> **Work instructions**
Where the string "text" appears in a line of the data, show that line.

Data for analysis Block Start

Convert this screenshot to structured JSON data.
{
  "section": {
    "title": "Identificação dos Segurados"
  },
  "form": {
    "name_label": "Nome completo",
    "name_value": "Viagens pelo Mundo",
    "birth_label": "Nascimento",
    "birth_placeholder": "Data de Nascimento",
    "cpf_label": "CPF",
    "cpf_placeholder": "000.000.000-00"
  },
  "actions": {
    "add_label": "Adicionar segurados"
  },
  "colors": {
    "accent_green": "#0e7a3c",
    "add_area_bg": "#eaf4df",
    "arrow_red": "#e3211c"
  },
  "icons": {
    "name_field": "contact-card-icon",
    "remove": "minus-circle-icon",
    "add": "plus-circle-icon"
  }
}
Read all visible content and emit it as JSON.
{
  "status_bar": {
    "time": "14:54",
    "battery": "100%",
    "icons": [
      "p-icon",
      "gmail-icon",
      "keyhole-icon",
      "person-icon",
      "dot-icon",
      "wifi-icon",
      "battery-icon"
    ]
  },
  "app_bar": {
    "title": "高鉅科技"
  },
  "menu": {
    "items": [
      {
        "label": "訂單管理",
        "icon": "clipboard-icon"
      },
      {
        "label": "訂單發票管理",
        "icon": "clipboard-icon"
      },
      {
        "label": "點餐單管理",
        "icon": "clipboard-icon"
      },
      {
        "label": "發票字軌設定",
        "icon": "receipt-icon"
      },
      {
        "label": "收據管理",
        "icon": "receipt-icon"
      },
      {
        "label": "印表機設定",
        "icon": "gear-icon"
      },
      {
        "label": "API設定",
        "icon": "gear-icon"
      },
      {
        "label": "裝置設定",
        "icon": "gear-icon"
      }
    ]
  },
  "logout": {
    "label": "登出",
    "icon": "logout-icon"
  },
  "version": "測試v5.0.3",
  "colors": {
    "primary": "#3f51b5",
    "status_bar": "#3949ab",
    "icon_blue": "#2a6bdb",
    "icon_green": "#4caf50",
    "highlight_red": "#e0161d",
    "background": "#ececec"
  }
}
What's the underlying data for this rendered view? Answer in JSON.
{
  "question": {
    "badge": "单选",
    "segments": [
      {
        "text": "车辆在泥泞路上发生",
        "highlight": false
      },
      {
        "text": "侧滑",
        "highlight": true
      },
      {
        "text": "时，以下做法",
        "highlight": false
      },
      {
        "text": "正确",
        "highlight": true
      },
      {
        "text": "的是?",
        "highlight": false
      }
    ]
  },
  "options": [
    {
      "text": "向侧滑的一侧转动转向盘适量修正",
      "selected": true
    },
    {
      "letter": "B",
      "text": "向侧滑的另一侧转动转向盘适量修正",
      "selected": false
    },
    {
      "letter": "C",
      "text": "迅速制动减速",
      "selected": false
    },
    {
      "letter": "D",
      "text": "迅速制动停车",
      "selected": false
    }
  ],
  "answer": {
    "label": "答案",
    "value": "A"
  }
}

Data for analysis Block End

> **The completed task**
        "text": "车辆在泥泞路上发生",
        "text": "侧滑",
        "text": "时，以下做法",
        "text": "正确",
        "text": "的是?",
      "text": "向侧滑的一侧转动转向盘适量修正",
      "text": "向侧滑的另一侧转动转向盘适量修正",
      "text": "迅速制动减速",
      "text": "迅速制动停车",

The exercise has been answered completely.